Stephanie Lulay, News Bureau
CHAMPAIGN, Ill. — University of Illinois microbiology professors Jeffrey F. Gardner and James A. Imlay have been elected fellows in the American Academy of Microbiology.
Gardner and Imlay were among 38 scientists from seven countries honored for 2008. Fellows of the academy are elected annually through a highly selective, peer-review process based on their records of scientific achievement and contributions to the microbiology field.
Gardner’s research focuses on the genetics and biochemistry of DNA binding proteins. He received a bachelor’s degree from Boston University and a doctorate from Marquette University, both in biology. He was a postdoctoral research associate in biochemistry at the University of Wisconsin at Madison. He teaches microbial genetics.
Imlay, who is a Romano scholar and associate director of graduate affairs in the School of Molecular and Cellular Biology, has focused his research on the molecular mechanisms of oxidative damage; cellular defenses against oxidants; and obligate anaerobiosis. He received a bachelor’s degree in chemistry and English from Duke University and a doctorate in biochemistry from the University of California at Berkeley. He returned to Duke as a postdoctoral research associate in biochemistry.
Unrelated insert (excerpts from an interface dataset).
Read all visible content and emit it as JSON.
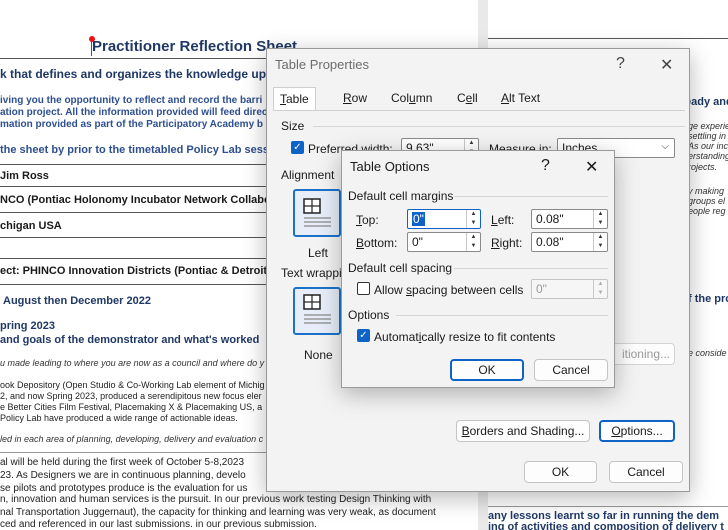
{
  "document": {
    "title": "Practitioner Reflection Sheet",
    "lines": [
      "k that defines and organizes the knowledge upon w",
      "iving you the opportunity to reflect and record the barri",
      "ation project. All the information provided will feed direc",
      "mation provided as part of the Participatory Academy b",
      "the sheet by prior to the timetabled Policy Lab session",
      "Jim Ross",
      "NCO (Pontiac Holonomy Incubator Network Collabo",
      "chigan USA",
      "ect: PHINCO Innovation Districts (Pontiac & Detroit)",
      "August then December 2022",
      "pring 2023",
      "and goals of the demonstrator and what's worked",
      "u made leading to where you are now as a council and where do y",
      "ook Depository (Open Studio & Co-Working Lab element of Michig",
      "2, and now Spring 2023, produced a serendipitous new focus eler",
      "e Better Cities Film Festival, Placemaking X & Placemaking US, a",
      "Policy Lab have produced a wide range of actionable ideas.",
      "led in each area of planning, developing, delivery and evaluation c",
      "al will be held during the first week of October 5-8,2023",
      "23. As Designers we are in continuous planning, develo",
      "se pilots and prototypes produce is the evaluation for us",
      "n, innovation and human services is the pursuit.  In our previous work testing Design Thinking with",
      "nal Transportation Juggernaut), the capacity for thinking and learning was very weak, as document",
      "ced and referenced in our last submissions.  in our previous submission."
    ],
    "right_lines": [
      "eady and",
      "ge experie",
      "settling in",
      "As our inc",
      "erstanding",
      "rojects.",
      "y making",
      "groups el",
      "eople reg",
      "f the proc",
      "e conside",
      "any lessons learnt so far in running the dem",
      "ing of activities and composition of delivery t"
    ]
  },
  "table_properties": {
    "title": "Table Properties",
    "help": "?",
    "close": "✕",
    "tabs": [
      "Table",
      "Row",
      "Column",
      "Cell",
      "Alt Text"
    ],
    "size_label": "Size",
    "preferred_width_label": "Preferred width:",
    "preferred_width_value": "9.63\"",
    "preferred_width_checked": true,
    "measure_in_label": "Measure in:",
    "measure_in_value": "Inches",
    "alignment_label": "Alignment",
    "alignment_selected": "Left",
    "text_wrapping_label": "Text wrappi",
    "wrapping_selected": "None",
    "positioning_button": "itioning...",
    "borders_button": "Borders and Shading...",
    "options_button": "Options...",
    "ok_button": "OK",
    "cancel_button": "Cancel"
  },
  "table_options": {
    "title": "Table Options",
    "help": "?",
    "close": "✕",
    "cell_margins_label": "Default cell margins",
    "top_label": "Top:",
    "top_value": "0\"",
    "left_label": "Left:",
    "left_value": "0.08\"",
    "bottom_label": "Bottom:",
    "bottom_value": "0\"",
    "right_label": "Right:",
    "right_value": "0.08\"",
    "cell_spacing_label": "Default cell spacing",
    "allow_spacing_label": "Allow spacing between cells",
    "allow_spacing_checked": false,
    "spacing_value": "0\"",
    "options_label": "Options",
    "auto_resize_label": "Automatically resize to fit contents",
    "auto_resize_checked": true,
    "ok_button": "OK",
    "cancel_button": "Cancel"
  },
  "colors": {
    "accent": "#0f63c7",
    "heading": "#1f3864",
    "dialog_bg": "#f3f3f3"
  }
}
He teaches advanced biochemistry.
Gardner and Imlay join more than 2,000 fellows representing many specialties in microbiology, including basic and applied research, teaching, public health, industry and government service.